When the thousands of fans pack Hart Plaza in Detroit for this weekend's Movement Electronic Music Festival, they won't be thinking about the artists' contracts, the logistics of food storage or placement of the portable toilets.
And that is the way Sam Fotias wants it.
The St. Clair Shores resident is the operations director for Paxahau Promotions, the organizers of the Movement festival.
The annual Memorial Day weekend music festival draws some of the top names in electronic music from around the world for the three-day event that celebrates the history, and future, of techno music. This year Fatboy Slim and 69 (Carl Craig) are among the 105 scheduled acts.
Fotias, who grew up in Roseville and attended for grade school, has been in the electronic music scene since the early 1990s, when he started throwing underground parties and working with DJ Richie Hawtin.
In the late 1990s, he joined up with a couple of friends to form Paxahau. The company began as an Internet radio station and branched out to hosting parties and promoting club events.
In 2005, their labor of love took a turn, becoming a full-time profession when the previous electronic music festival producer approached Paxahau to take on planning for the underground stage at Hart Plaza.
"It was the first time in festival history that an outside promoter had been asked to produce an entire stage for the entire weekend," he said. "We booked the talent, dealt with all the production and brought our own aesthetics to the festival.
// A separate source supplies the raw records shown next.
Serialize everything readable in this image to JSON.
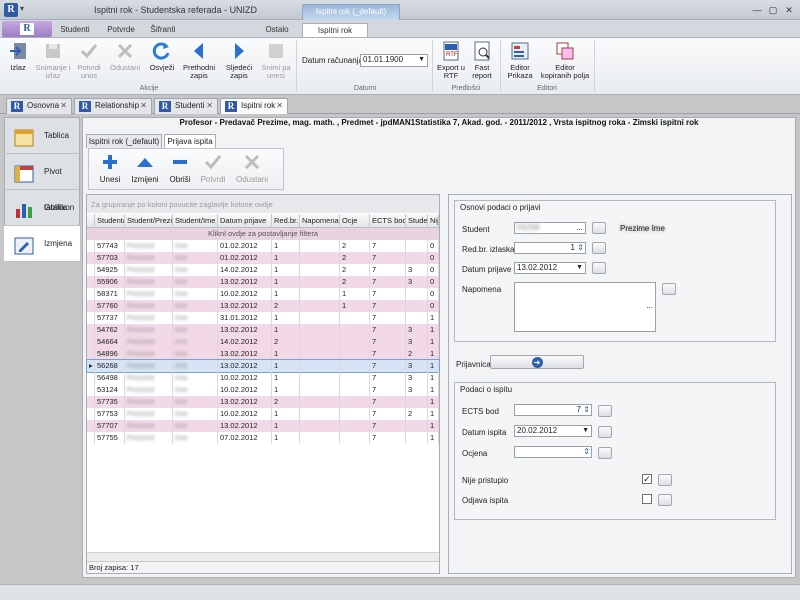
{
  "window": {
    "title": "Ispitni rok - Studentska referada - UNIZD",
    "context_tab": "Ispitni rok (_default)",
    "app_letter": "R",
    "quick_access": "▾",
    "btn_min": "—",
    "btn_max": "▢",
    "btn_close": "✕"
  },
  "ribbon_tabs": [
    "Studenti",
    "Potvrde",
    "Šifranti",
    "Ostalo",
    "Ispitni rok"
  ],
  "ribbon": {
    "izlaz": "Izlaz",
    "snimanje": "Snimanje i izlaz",
    "potvrdi": "Potvrdi unos",
    "odustani": "Odustani",
    "osvjezi": "Osvježi",
    "prethodni": "Prethodni zapis",
    "sljedeci": "Sljedeći zapis",
    "snimi": "Snimi pa unesi",
    "group_akcije": "Akcije",
    "datum_label": "Datum računanja",
    "datum_value": "01.01.1900",
    "group_datumi": "Datumi",
    "export": "Export u RTF",
    "fast": "Fast report",
    "group_predlosci": "Predlošci",
    "editor_prikaza": "Editor Prikaza",
    "editor_kopiranih": "Editor kopiranih polja",
    "group_editori": "Editori"
  },
  "doc_tabs": [
    "Osnovna",
    "Relationship",
    "Studenti",
    "Ispitni rok"
  ],
  "leftnav": [
    "Tablica",
    "Pivot tablica",
    "Grafikon",
    "Izmjena"
  ],
  "info_line": "Profesor - Predavač Prezime, mag. math. , Predmet - jpdMAN1Statistika 7, Akad. god. - 2011/2012 , Vrsta ispitnog roka - Zimski ispitni rok",
  "sub_tabs": [
    "Ispitni rok (_default)",
    "Prijava ispita"
  ],
  "toolbar": {
    "unesi": "Unesi",
    "izmijeni": "Izmijeni",
    "obrisi": "Obriši",
    "potvrdi": "Potvrdi",
    "odustani": "Odustani"
  },
  "grid": {
    "group_hint": "Za grupiranje po koloni povucite zaglavlje kolone ovdje",
    "filter_hint": "Kliknl ovdje za postavljanje filtera",
    "columns": [
      "Student/",
      "Student/Prezir",
      "Student/Ime",
      "Datum prijave",
      "Red.br.",
      "Napomena",
      "Ocje",
      "ECTS bod",
      "Stude",
      "Nije"
    ],
    "rows": [
      [
        "57743",
        "Prezime",
        "Ime",
        "01.02.2012",
        "1",
        "",
        "2",
        "7",
        "",
        "0"
      ],
      [
        "57703",
        "Prezime",
        "Ime",
        "01.02.2012",
        "1",
        "",
        "2",
        "7",
        "",
        "0"
      ],
      [
        "54925",
        "Prezime",
        "Ime",
        "14.02.2012",
        "1",
        "",
        "2",
        "7",
        "3",
        "0"
      ],
      [
        "55906",
        "Prezime",
        "Ime",
        "13.02.2012",
        "1",
        "",
        "2",
        "7",
        "3",
        "0"
      ],
      [
        "58371",
        "Prezime",
        "Ime",
        "10.02.2012",
        "1",
        "",
        "1",
        "7",
        "",
        "0"
      ],
      [
        "57760",
        "Prezime",
        "Ime",
        "13.02.2012",
        "2",
        "",
        "1",
        "7",
        "",
        "0"
      ],
      [
        "57737",
        "Prezime",
        "Ime",
        "31.01.2012",
        "1",
        "",
        "",
        "7",
        "",
        "1"
      ],
      [
        "54762",
        "Prezime",
        "Ime",
        "13.02.2012",
        "1",
        "",
        "",
        "7",
        "3",
        "1"
      ],
      [
        "54664",
        "Prezime",
        "Ime",
        "14.02.2012",
        "2",
        "",
        "",
        "7",
        "3",
        "1"
      ],
      [
        "54896",
        "Prezime",
        "Ime",
        "13.02.2012",
        "1",
        "",
        "",
        "7",
        "2",
        "1"
      ],
      [
        "56268",
        "Prezime",
        "Ime",
        "13.02.2012",
        "1",
        "",
        "",
        "7",
        "3",
        "1"
      ],
      [
        "56498",
        "Prezime",
        "Ime",
        "10.02.2012",
        "1",
        "",
        "",
        "7",
        "3",
        "1"
      ],
      [
        "53124",
        "Prezime",
        "Ime",
        "10.02.2012",
        "1",
        "",
        "",
        "7",
        "3",
        "1"
      ],
      [
        "57735",
        "Prezime",
        "Ime",
        "13.02.2012",
        "2",
        "",
        "",
        "7",
        "",
        "1"
      ],
      [
        "57753",
        "Prezime",
        "Ime",
        "10.02.2012",
        "1",
        "",
        "",
        "7",
        "2",
        "1"
      ],
      [
        "57707",
        "Prezime",
        "Ime",
        "13.02.2012",
        "1",
        "",
        "",
        "7",
        "",
        "1"
      ],
      [
        "57755",
        "Prezime",
        "Ime",
        "07.02.2012",
        "1",
        "",
        "",
        "7",
        "",
        "1"
      ]
    ],
    "footer": "Broj zapisa: 17"
  },
  "form": {
    "osnovni_legend": "Osnovi podaci o prijavi",
    "student_label": "Student",
    "student_value": "56268",
    "student_name": "Prezime Ime",
    "redbr_label": "Red.br. izlaska",
    "redbr_value": "1",
    "datum_label": "Datum prijave",
    "datum_value": "13.02.2012",
    "napomena_label": "Napomena",
    "napomena_dots": "...",
    "ellipsis": "...",
    "spin": "⇕",
    "prijavnica_label": "Prijavnica",
    "prijavnica_icon": "➜",
    "ispit_legend": "Podaci o ispitu",
    "ects_label": "ECTS bod",
    "ects_value": "7",
    "datum_ispita_label": "Datum ispita",
    "datum_ispita_value": "20.02.2012",
    "ocjena_label": "Ocjena",
    "ocjena_value": "",
    "nije_label": "Nije pristupio",
    "nije_check": "✓",
    "odjava_label": "Odjava ispita"
  }
}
"We were able to book really big, great talent that was pretty significant at the time and completely blew the doors off that stage," he said.
The following year, Paxahau took over what was known then as the Detroit Electronic Music Festival, and in eight short weeks, they held their first festival.
"We were very fortunate to have a very strong team and strong support from volunteers and people who believed in the event to pull it off," Fotias said.
Previous festival directors who helped build the event were DJs who performed internationally. But Fotias and his colleagues were promoters, and were thus able to work throughout the year to plan and stage the event.
Fotias said the entire year is needed to secure and negotiate contracts and permits for parking, police and fire protection, permits for the temporary electrical grid, plan transportation and the many other components that go into planing a three-day music festival that features 12 hours of music a day on five stages.
“It is basically taking all of the nuts and bolts, all the different departments of the festival and then implementing them so they can be seamlessly executed on the festival grounds for load-in, show day and load-out," said Fotias, describing his job. "It is a pretty intense task."
This year, in addition to the building some of the most technologically advanced stages, he has to deal with large crowds—which nearly hit maximum capacity for Hart Plaza last year during Plastikman's show— and the demolition work at Ford Auditorium, which has encroached upon the staging area.
The festival has a commitment to Detroit, Fotias said. "This festival is about celebrating a genre of music that was created here," he said.
In the coming year, Paxahau will be producing the Detroit Jazz Festival and preparing for the 2012 Movement show.
Fotias said his schedule will be pretty hectic in the coming days and it will keep him from his home in the Shores. Living here is like living in a "vacation town" with its laid-back vibe and recreational activities, he said. It's a far different vibe from what he'll be doing at Hart Plaza this weekend.
"When I am up in a scissor lift at 9 or 10 o'clock at night when the festival is full rage, and watching the kids run back and forth .... that is the most fulfilling part for me," Fotias said.
For tickets, visit http://movementfestival.tickets.musictoday.com/MovementFestival/calendar.aspx or call 800-594-8499.